Look for the word "network" in the entries and copy each line where it appears.

======== Records shown

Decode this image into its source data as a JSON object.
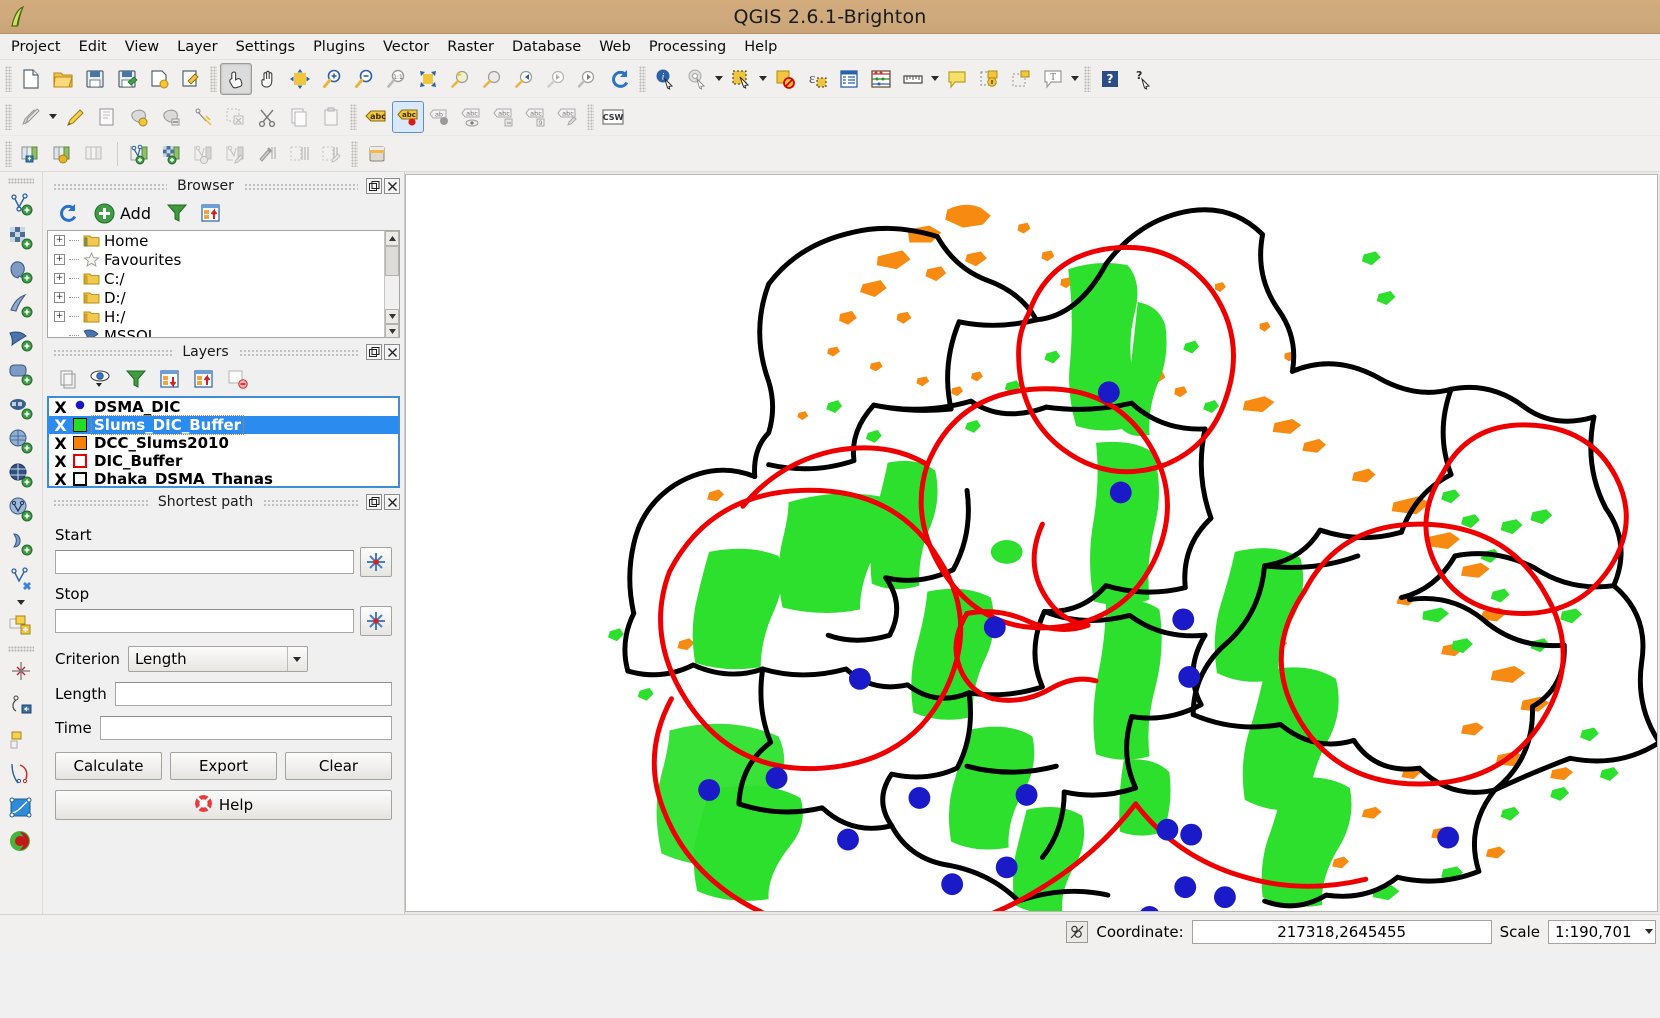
{
  "window": {
    "title": "QGIS 2.6.1-Brighton",
    "app_icon": "qgis-logo-icon"
  },
  "menubar": {
    "items": [
      {
        "label": "Project"
      },
      {
        "label": "Edit"
      },
      {
        "label": "View"
      },
      {
        "label": "Layer"
      },
      {
        "label": "Settings"
      },
      {
        "label": "Plugins"
      },
      {
        "label": "Vector"
      },
      {
        "label": "Raster"
      },
      {
        "label": "Database"
      },
      {
        "label": "Web"
      },
      {
        "label": "Processing"
      },
      {
        "label": "Help"
      }
    ]
  },
  "toolbars": {
    "file_map": [
      {
        "name": "new-project-icon"
      },
      {
        "name": "open-project-icon"
      },
      {
        "name": "save-project-icon"
      },
      {
        "name": "save-project-as-icon"
      },
      {
        "name": "new-print-composer-icon"
      },
      {
        "name": "composer-manager-icon"
      },
      {
        "name": "identify-touch-icon",
        "state": "active"
      },
      {
        "name": "pan-map-icon"
      },
      {
        "name": "pan-to-selection-icon"
      },
      {
        "name": "zoom-in-icon"
      },
      {
        "name": "zoom-out-icon"
      },
      {
        "name": "zoom-native-resolution-icon"
      },
      {
        "name": "zoom-full-icon"
      },
      {
        "name": "zoom-to-selection-icon"
      },
      {
        "name": "zoom-to-layer-icon"
      },
      {
        "name": "zoom-last-icon"
      },
      {
        "name": "zoom-next-icon"
      },
      {
        "name": "zoom-actual-icon"
      },
      {
        "name": "refresh-icon"
      },
      {
        "name": "identify-features-icon"
      },
      {
        "name": "run-feature-action-icon"
      },
      {
        "name": "select-features-icon"
      },
      {
        "name": "deselect-features-icon"
      },
      {
        "name": "select-by-expression-icon"
      },
      {
        "name": "open-attribute-table-icon"
      },
      {
        "name": "statistical-summary-icon"
      },
      {
        "name": "measure-line-icon"
      },
      {
        "name": "map-tips-icon"
      },
      {
        "name": "new-bookmark-icon"
      },
      {
        "name": "show-bookmarks-icon"
      },
      {
        "name": "text-annotation-icon"
      },
      {
        "name": "help-contents-icon"
      },
      {
        "name": "whats-this-icon"
      }
    ],
    "digitizing": [
      {
        "name": "current-edits-icon"
      },
      {
        "name": "toggle-editing-icon"
      },
      {
        "name": "save-layer-edits-icon"
      },
      {
        "name": "add-feature-icon"
      },
      {
        "name": "move-feature-icon"
      },
      {
        "name": "node-tool-icon"
      },
      {
        "name": "delete-selected-icon"
      },
      {
        "name": "cut-features-icon"
      },
      {
        "name": "copy-features-icon"
      },
      {
        "name": "paste-features-icon"
      },
      {
        "name": "label-layer-icon"
      },
      {
        "name": "pin-labels-icon",
        "state": "selected"
      },
      {
        "name": "show-hide-labels-icon"
      },
      {
        "name": "move-label-icon"
      },
      {
        "name": "rotate-label-icon"
      },
      {
        "name": "change-label-icon"
      },
      {
        "name": "style-label-icon"
      },
      {
        "name": "csw-catalog-icon"
      }
    ],
    "database": [
      {
        "name": "db-manager-import-icon"
      },
      {
        "name": "db-manager-export-icon"
      },
      {
        "name": "db-manager-icon"
      },
      {
        "name": "new-network-layer-icon"
      },
      {
        "name": "add-raster-network-icon"
      },
      {
        "name": "network-settings-icon"
      },
      {
        "name": "network-edit-icon"
      },
      {
        "name": "geoprocessing-icon"
      },
      {
        "name": "road-graph-icon"
      },
      {
        "name": "road-graph-edit-icon"
      },
      {
        "name": "processing-toolbox-icon"
      }
    ],
    "left_dock": [
      {
        "name": "add-vector-layer-icon"
      },
      {
        "name": "add-raster-layer-icon"
      },
      {
        "name": "add-postgis-layer-icon"
      },
      {
        "name": "add-spatialite-layer-icon"
      },
      {
        "name": "add-mssql-layer-icon"
      },
      {
        "name": "add-oracle-layer-icon"
      },
      {
        "name": "add-db2-layer-icon"
      },
      {
        "name": "add-wms-layer-icon"
      },
      {
        "name": "add-wcs-layer-icon"
      },
      {
        "name": "add-wfs-layer-icon"
      },
      {
        "name": "add-delimited-text-layer-icon"
      },
      {
        "name": "new-vector-layer-icon"
      },
      {
        "name": "new-memory-layer-icon"
      },
      {
        "name": "layer-properties-icon"
      },
      {
        "name": "snapping-options-icon"
      },
      {
        "name": "offset-curve-icon"
      },
      {
        "name": "simplify-feature-icon"
      },
      {
        "name": "reshape-features-icon"
      },
      {
        "name": "split-features-icon"
      },
      {
        "name": "merge-features-icon"
      }
    ]
  },
  "browser_panel": {
    "title": "Browser",
    "toolbar": {
      "refresh_label": "refresh-icon",
      "add_label": "Add",
      "filter_label": "filter-icon",
      "collapse_label": "collapse-all-icon"
    },
    "tree": [
      {
        "label": "Home",
        "icon": "home-folder-icon",
        "expandable": true
      },
      {
        "label": "Favourites",
        "icon": "star-icon",
        "expandable": true
      },
      {
        "label": "C:/",
        "icon": "folder-icon",
        "expandable": true
      },
      {
        "label": "D:/",
        "icon": "folder-icon",
        "expandable": true
      },
      {
        "label": "H:/",
        "icon": "folder-icon",
        "expandable": true
      },
      {
        "label": "MSSQL",
        "icon": "mssql-icon",
        "expandable": false
      }
    ]
  },
  "layers_panel": {
    "title": "Layers",
    "toolbar": [
      {
        "name": "layer-styling-icon"
      },
      {
        "name": "manage-visibility-icon"
      },
      {
        "name": "filter-legend-icon"
      },
      {
        "name": "expand-all-icon"
      },
      {
        "name": "collapse-all-icon"
      },
      {
        "name": "remove-layer-icon"
      }
    ],
    "layers": [
      {
        "label": "DSMA_DIC",
        "checked": "X",
        "symbol": "point",
        "color": "#1818c8",
        "selected": false
      },
      {
        "label": "Slums_DIC_Buffer",
        "checked": "X",
        "symbol": "fill",
        "color": "#22dd22",
        "selected": true
      },
      {
        "label": "DCC_Slums2010",
        "checked": "X",
        "symbol": "fill",
        "color": "#f88206",
        "selected": false
      },
      {
        "label": "DIC_Buffer",
        "checked": "X",
        "symbol": "outline",
        "color": "#e80000",
        "selected": false
      },
      {
        "label": "Dhaka_DSMA_Thanas",
        "checked": "X",
        "symbol": "outline",
        "color": "#000000",
        "selected": false
      }
    ]
  },
  "shortest_path_panel": {
    "title": "Shortest path",
    "start_label": "Start",
    "start_value": "",
    "stop_label": "Stop",
    "stop_value": "",
    "criterion_label": "Criterion",
    "criterion_value": "Length",
    "length_label": "Length",
    "length_value": "",
    "time_label": "Time",
    "time_value": "",
    "calculate_label": "Calculate",
    "export_label": "Export",
    "clear_label": "Clear",
    "help_label": "Help"
  },
  "statusbar": {
    "render_icon": "render-toggle-icon",
    "coordinate_label": "Coordinate:",
    "coordinate_value": "217318,2645455",
    "scale_label": "Scale",
    "scale_value": "1:190,701"
  },
  "map": {
    "layers_rendered": [
      "Dhaka_DSMA_Thanas",
      "DIC_Buffer",
      "DCC_Slums2010",
      "Slums_DIC_Buffer",
      "DSMA_DIC"
    ],
    "colors": {
      "thana_outline": "#000000",
      "dic_buffer": "#ee0000",
      "slums2010": "#f78b12",
      "slums_dic_buffer": "#2ee02e",
      "dsma_dic_point": "#1a1ac8",
      "background": "#ffffff"
    }
  }
}
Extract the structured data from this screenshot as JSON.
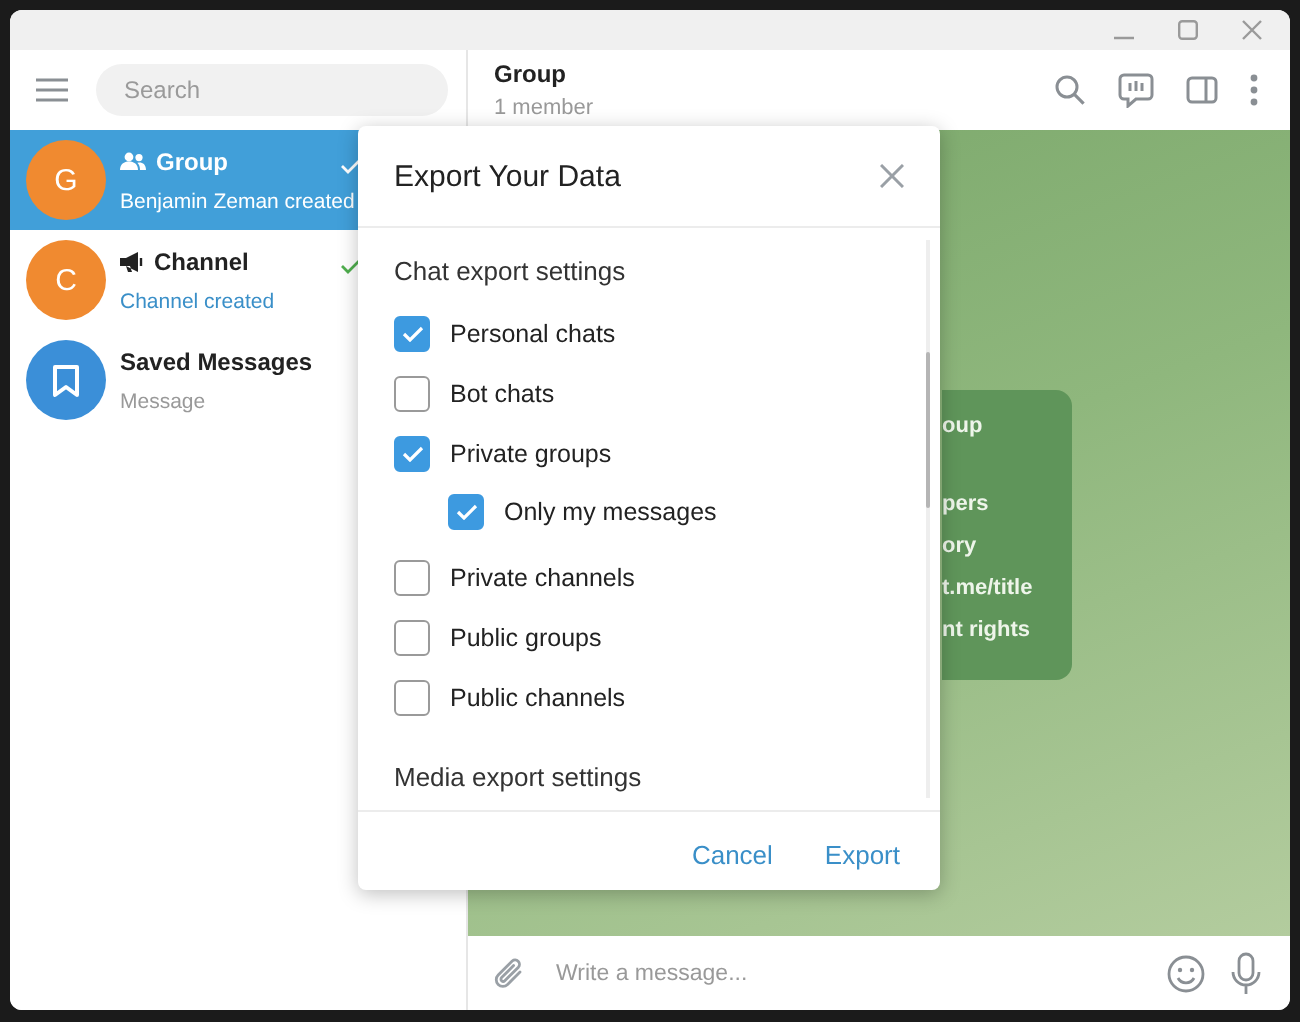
{
  "sidebar": {
    "search": {
      "placeholder": "Search"
    },
    "chats": [
      {
        "kind": "group",
        "name": "Group",
        "avatar": "G",
        "color": "#f08a30",
        "preview": "Benjamin Zeman created",
        "sent": true,
        "selected": true
      },
      {
        "kind": "channel",
        "name": "Channel",
        "avatar": "C",
        "color": "#f08a30",
        "preview": "Channel created",
        "sent": true,
        "selected": false
      },
      {
        "kind": "saved",
        "name": "Saved Messages",
        "color": "#3b8fd8",
        "preview": "Message",
        "sent": false,
        "selected": false
      }
    ]
  },
  "chat": {
    "title": "Group",
    "subtitle": "1 member",
    "card": {
      "title": "oup",
      "lines": [
        "pers",
        "ory",
        "t.me/title",
        "nt rights"
      ]
    },
    "composer": {
      "placeholder": "Write a message..."
    }
  },
  "dialog": {
    "title": "Export Your Data",
    "sections": [
      {
        "heading": "Chat export settings",
        "options": [
          {
            "label": "Personal chats",
            "checked": true
          },
          {
            "label": "Bot chats",
            "checked": false
          },
          {
            "label": "Private groups",
            "checked": true,
            "children": [
              {
                "label": "Only my messages",
                "checked": true
              }
            ]
          },
          {
            "label": "Private channels",
            "checked": false
          },
          {
            "label": "Public groups",
            "checked": false
          },
          {
            "label": "Public channels",
            "checked": false
          }
        ]
      },
      {
        "heading": "Media export settings"
      }
    ],
    "buttons": [
      "Cancel",
      "Export"
    ]
  }
}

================

* **Task output**:
        "name": "new-network-layer-icon"
        "name": "add-raster-network-icon"
        "name": "network-settings-icon"
        "name": "network-edit-icon"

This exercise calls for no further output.